In order to comply with the requirements of the RoHS directive, total bromine concentration of a sample is first determined using the fast screening method. If this exceeds 5 % after preliminary examination using the EDX systems, infrared spectroscopy is recommended, as this will enable the identification of compounds.

This simple and non destructive method leads quickly to useful results. Compound identification is possible as the flame-retardants were present up to now in polymers in concentrations of higher than 5 %. This level is still detectable in polymer mixtures using FTIR. However, concentrations approaching the detection limit must be measured using other analytical methods. In this case GC/MS is highly suitable as all brominated compounds can be separated and detected down to the trace level. GC/MS, on the other hand, is more time consuming with respect to sample preparation and data analysis.
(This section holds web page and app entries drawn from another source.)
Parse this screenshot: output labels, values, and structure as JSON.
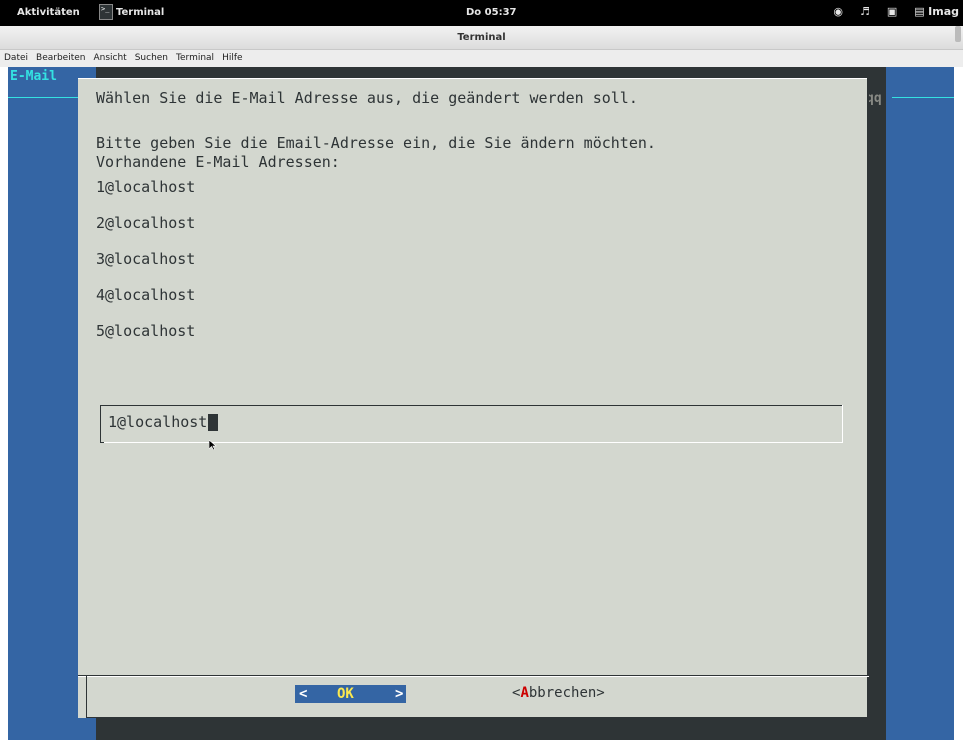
{
  "topbar": {
    "activities": "Aktivitäten",
    "app_name": "Terminal",
    "clock": "Do 05:37",
    "tray_user": "Imag"
  },
  "window": {
    "title": "Terminal"
  },
  "menu": [
    "Datei",
    "Bearbeiten",
    "Ansicht",
    "Suchen",
    "Terminal",
    "Hilfe"
  ],
  "terminal": {
    "header": "E-Mail",
    "right_fragment": "qq",
    "colors": {
      "background": "#3465a4",
      "header": "#34e2e2",
      "dialog": "#d3d7cf"
    }
  },
  "dialog": {
    "title": "Wählen Sie die E-Mail Adresse aus, die geändert werden soll.",
    "prompt_line1": "Bitte geben Sie die Email-Adresse ein, die Sie ändern möchten.",
    "prompt_line2": "Vorhandene E-Mail Adressen:",
    "addresses": [
      "1@localhost",
      "2@localhost",
      "3@localhost",
      "4@localhost",
      "5@localhost"
    ],
    "input_value": "1@localhost",
    "ok_lt": "<",
    "ok_label": "OK",
    "ok_gt": ">",
    "cancel_prefix": "<",
    "cancel_hotkey": "A",
    "cancel_rest": "bbrechen>"
  }
}
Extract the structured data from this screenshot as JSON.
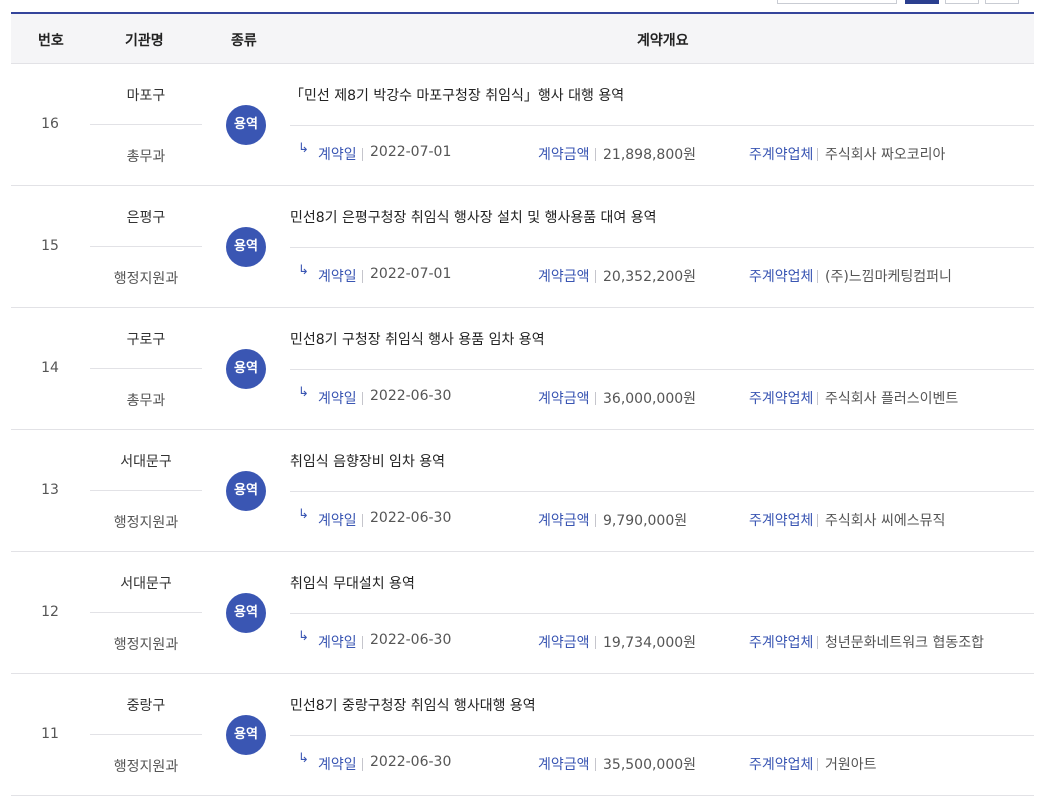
{
  "header": {
    "no": "번호",
    "org": "기관명",
    "kind": "종류",
    "summary": "계약개요"
  },
  "labels": {
    "date": "계약일",
    "amount": "계약금액",
    "vendor": "주계약업체"
  },
  "accent": "#3a56b3",
  "rows": [
    {
      "no": "16",
      "org": "마포구",
      "dept": "총무과",
      "kind": "용역",
      "title": "「민선 제8기 박강수 마포구청장 취임식」행사 대행 용역",
      "date": "2022-07-01",
      "amount": "21,898,800원",
      "vendor": "주식회사 짜오코리아"
    },
    {
      "no": "15",
      "org": "은평구",
      "dept": "행정지원과",
      "kind": "용역",
      "title": "민선8기 은평구청장 취임식 행사장 설치 및 행사용품 대여 용역",
      "date": "2022-07-01",
      "amount": "20,352,200원",
      "vendor": "(주)느낌마케팅컴퍼니"
    },
    {
      "no": "14",
      "org": "구로구",
      "dept": "총무과",
      "kind": "용역",
      "title": "민선8기 구청장 취임식 행사 용품 임차 용역",
      "date": "2022-06-30",
      "amount": "36,000,000원",
      "vendor": "주식회사 플러스이벤트"
    },
    {
      "no": "13",
      "org": "서대문구",
      "dept": "행정지원과",
      "kind": "용역",
      "title": "취임식 음향장비 임차 용역",
      "date": "2022-06-30",
      "amount": "9,790,000원",
      "vendor": "주식회사 씨에스뮤직"
    },
    {
      "no": "12",
      "org": "서대문구",
      "dept": "행정지원과",
      "kind": "용역",
      "title": "취임식 무대설치 용역",
      "date": "2022-06-30",
      "amount": "19,734,000원",
      "vendor": "청년문화네트워크 협동조합"
    },
    {
      "no": "11",
      "org": "중랑구",
      "dept": "행정지원과",
      "kind": "용역",
      "title": "민선8기 중랑구청장 취임식 행사대행 용역",
      "date": "2022-06-30",
      "amount": "35,500,000원",
      "vendor": "거원아트"
    }
  ]
}
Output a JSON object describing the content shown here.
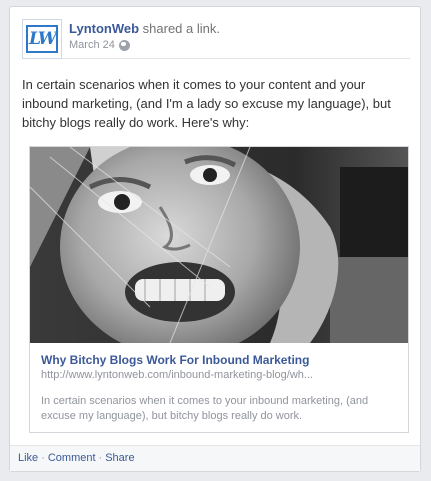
{
  "post": {
    "author": "LyntonWeb",
    "action": " shared a link.",
    "date": "March 24",
    "logo_text": "LW",
    "message": "In certain scenarios when it comes to your content and your inbound marketing, (and I'm a lady so excuse my language), but bitchy blogs really do work. Here's why:"
  },
  "attachment": {
    "title": "Why Bitchy Blogs Work For Inbound Marketing",
    "url": "http://www.lyntonweb.com/inbound-marketing-blog/wh...",
    "description": "In certain scenarios when it comes to your inbound marketing, (and excuse my language), but bitchy blogs really do work."
  },
  "actions": {
    "like": "Like",
    "comment": "Comment",
    "share": "Share",
    "separator": "·"
  },
  "icons": {
    "privacy": "globe-icon"
  },
  "colors": {
    "link_blue": "#3b5998",
    "meta_gray": "#90949c",
    "logo_blue": "#2c79c7"
  }
}
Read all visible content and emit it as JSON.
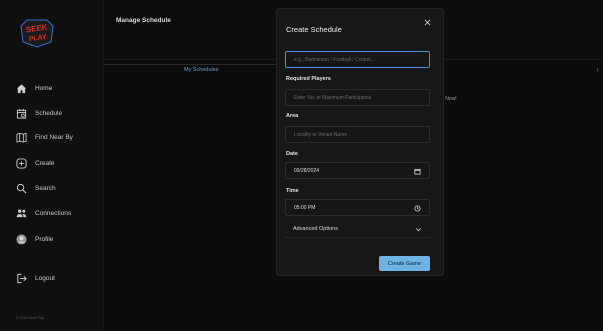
{
  "brand": {
    "logo_text": "SEEK PLAY",
    "logo_colors": [
      "#d93025",
      "#3a6fd8"
    ]
  },
  "sidebar": {
    "items": [
      {
        "label": "Home",
        "icon": "home-icon"
      },
      {
        "label": "Schedule",
        "icon": "calendar-icon"
      },
      {
        "label": "Find Near By",
        "icon": "map-icon"
      },
      {
        "label": "Create",
        "icon": "plus-circle-icon"
      },
      {
        "label": "Search",
        "icon": "search-icon"
      },
      {
        "label": "Connections",
        "icon": "people-icon"
      },
      {
        "label": "Profile",
        "icon": "avatar-icon"
      },
      {
        "label": "Logout",
        "icon": "logout-icon"
      }
    ],
    "copyright": "© 2024 Seek Play"
  },
  "header": {
    "title": "Manage Schedule"
  },
  "tabs": {
    "my_schedules": "My Schedules"
  },
  "background": {
    "now_text": "+ Now!",
    "right_clip": "f"
  },
  "modal": {
    "title": "Create Schedule",
    "sport": {
      "placeholder": "e.g., Badminton / Football / Cricket..."
    },
    "required_players": {
      "label": "Required Players",
      "placeholder": "Enter No. of Maximum Participants"
    },
    "area": {
      "label": "Area",
      "placeholder": "Locality or Venue Name"
    },
    "date": {
      "label": "Date",
      "value": "09/28/2024"
    },
    "time": {
      "label": "Time",
      "value": "05:00 PM"
    },
    "advanced": {
      "label": "Advanced Options"
    },
    "submit_label": "Create Game"
  },
  "colors": {
    "accent": "#6db3e3",
    "active_border": "#4f8fcf",
    "background": "#0b0b0b",
    "modal_bg": "#171717"
  }
}
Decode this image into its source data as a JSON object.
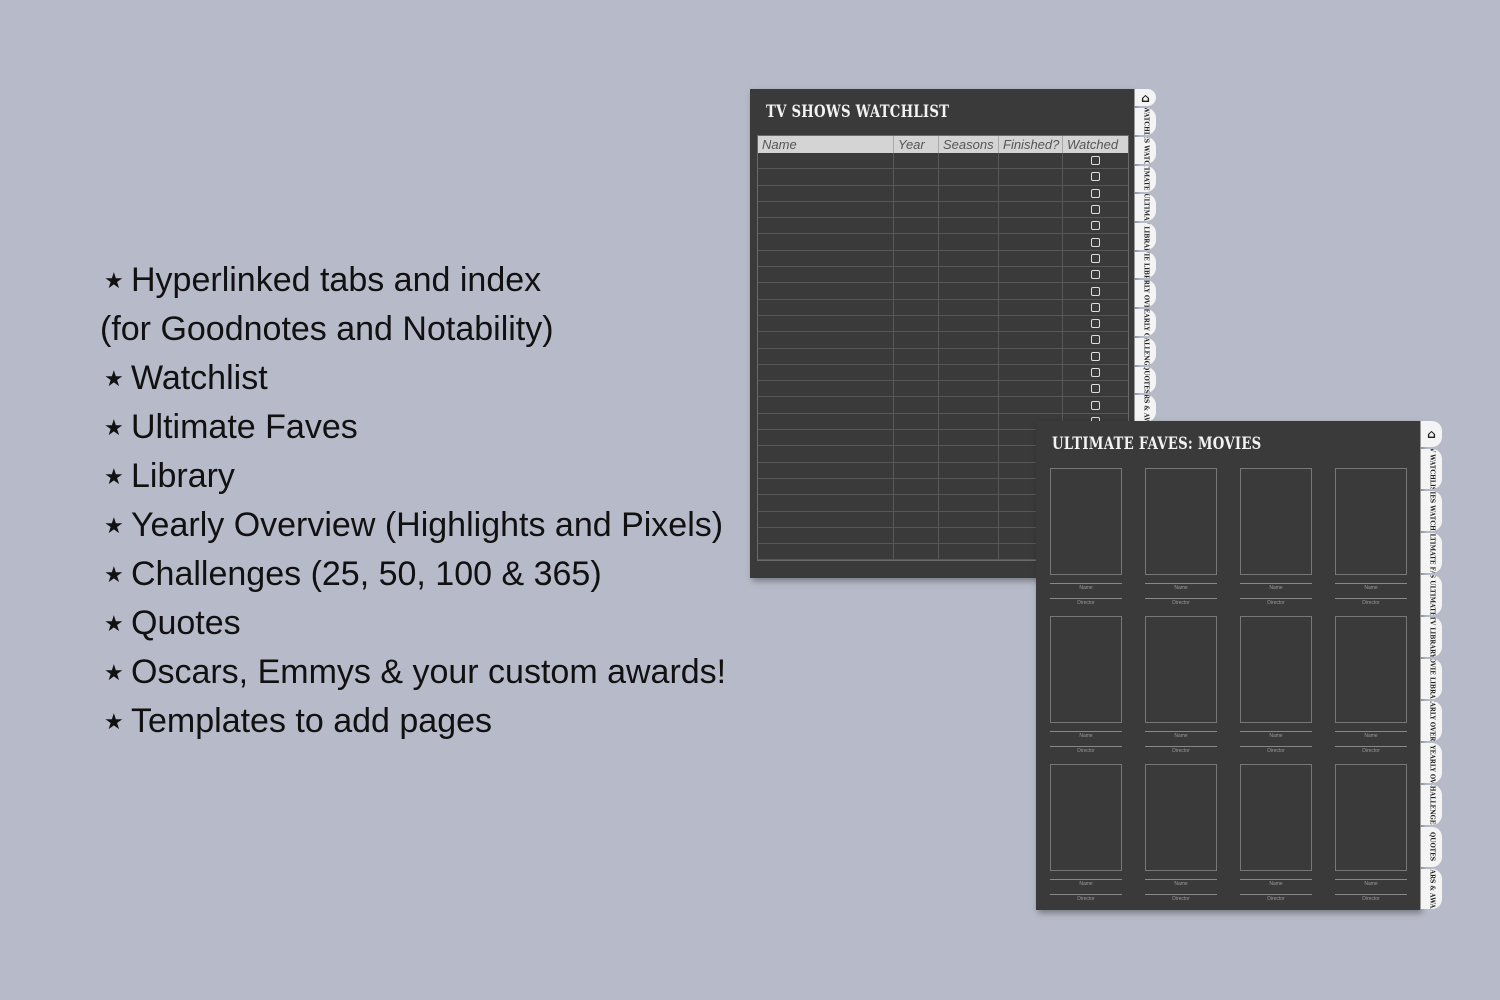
{
  "features": [
    {
      "star": "★",
      "text": "Hyperlinked tabs and index"
    },
    {
      "star": "",
      "text": "(for Goodnotes and Notability)"
    },
    {
      "star": "★",
      "text": "Watchlist"
    },
    {
      "star": "★",
      "text": "Ultimate Faves"
    },
    {
      "star": "★",
      "text": "Library"
    },
    {
      "star": "★",
      "text": "Yearly Overview (Highlights and Pixels)"
    },
    {
      "star": "★",
      "text": "Challenges (25, 50, 100 & 365)"
    },
    {
      "star": "★",
      "text": "Quotes"
    },
    {
      "star": "★",
      "text": "Oscars, Emmys & your custom awards!"
    },
    {
      "star": "★",
      "text": "Templates to add pages"
    }
  ],
  "watchlist": {
    "title": "TV SHOWS WATCHLIST",
    "columns": [
      "Name",
      "Year",
      "Seasons",
      "Finished?",
      "Watched"
    ]
  },
  "faves": {
    "title": "ULTIMATE FAVES: MOVIES",
    "name_label": "Name",
    "director_label": "Director"
  },
  "tabs": {
    "home_icon": "home-icon",
    "home_glyph": "⌂",
    "labels": [
      "TV WATCHLIST",
      "MOVIES WATCHLIST",
      "TV ULTIMATE FAVES",
      "MOVIES ULTIMATE FAVES",
      "TV LIBRARY",
      "MOVIE LIBRARY",
      "TV YEARLY OVERVIEW",
      "MOVIES YEARLY OVERVIEW",
      "CHALLENGES",
      "QUOTES",
      "OSCARS & AWARDS"
    ]
  },
  "colors": {
    "background": "#b7bac8",
    "page": "#3a3a3a",
    "tab": "#f4f4f4"
  }
}
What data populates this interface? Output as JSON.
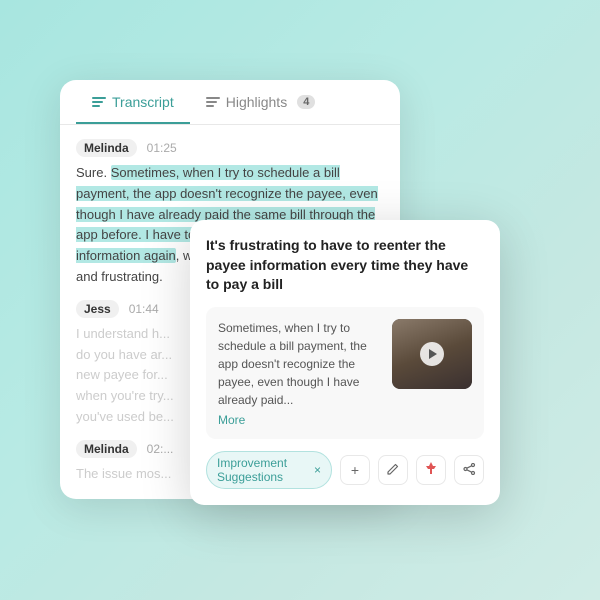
{
  "tabs": [
    {
      "id": "transcript",
      "label": "Transcript",
      "active": true
    },
    {
      "id": "highlights",
      "label": "Highlights",
      "active": false,
      "badge": "4"
    }
  ],
  "transcript": {
    "entries": [
      {
        "speaker": "Melinda",
        "timestamp": "01:25",
        "text_before": "Sure. ",
        "text_highlighted": "Sometimes, when I try to schedule a bill payment, the app doesn't recognize the payee, even though I have already paid the same bill through the app before. I have to manually enter the payee information again",
        "text_after": ", which can be a bit time-consuming and frustrating."
      },
      {
        "speaker": "Jess",
        "timestamp": "01:44",
        "text_partial": "I understand h... do you have ar... new payee for... when you're try... you've used be..."
      },
      {
        "speaker": "Melinda",
        "timestamp": "02:...",
        "text_partial": "The issue mos..."
      }
    ]
  },
  "popup": {
    "title": "It's frustrating to have to reenter the payee information every time they have to pay a bill",
    "quote": "Sometimes, when I try to schedule a bill payment, the app doesn't recognize the payee, even though I have already paid...",
    "more_label": "More",
    "tag": "Improvement Suggestions",
    "actions": [
      {
        "id": "add",
        "icon": "+",
        "label": "add"
      },
      {
        "id": "edit",
        "icon": "✏",
        "label": "edit"
      },
      {
        "id": "pin",
        "icon": "📌",
        "label": "pin"
      },
      {
        "id": "share",
        "icon": "⬆",
        "label": "share"
      }
    ]
  }
}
In general, it is recommended to carry out an overall pre-screening via energy dispersive X-ray fluorescence (EDX). Using this analytical method the total concentration of elemental bromine in the sample is detected, although it is not possible to determine which compound actually contains bromine. When more than 5 % of total bromine is detected, FTIR can be used for further identification of bromine compounds. When less than 5 % bromine is detected, GC/MS analysis will be the right tool for separation and identification.

Fast and straightforward IR-analysis of polymers is possible since brominated biphenyls exhibit very characteristic infrared spectra. The polystyrene example exhibits three spectra: DBDPE, PS with DBDPE and pure PS. The range in the IR fingerprint, where DBDPE in PS identification is possible, is clearly discernible.

Infrared spectrometry can therefore be regarded as a fast and simple alternative solution to the preselection of polymers. Minimal sample pretreatment is necessary and fast results are obtained via predefined methods.

The analysis of polybrominated flame retardants in concentrations of less than 5 % down to the ppm range is carried out using GC/MS, which allows quantitation and identification of ultra low sample concentrations by comparison with standard substances according to their specific retention time and mass spectra.

Conclusion

The system configurations and application examples discussed have been used to demonstrate an actual overview on the state-of-the-art technology for determination of hazardous substances according to European regulations such as TVO, WEEE, and RoHS.

References

1. Guideline 2002/96/EC for Waste Electrical and Electronic Equipment (WEEE)

2. Guideline 2002/95/EC for the Restriction of Hazardous Substances in Electrical and Electronic Equipment (RoHS)

3. Hesper J, Oppermann U, (2005) GIT Labor-Fachzeitschrift 113-115 4. Oppermann U, Schram J, Felkel D, (2003) Spectrochim. Acta B 1567-1572

Published: 10th Mar 2006 in AWE International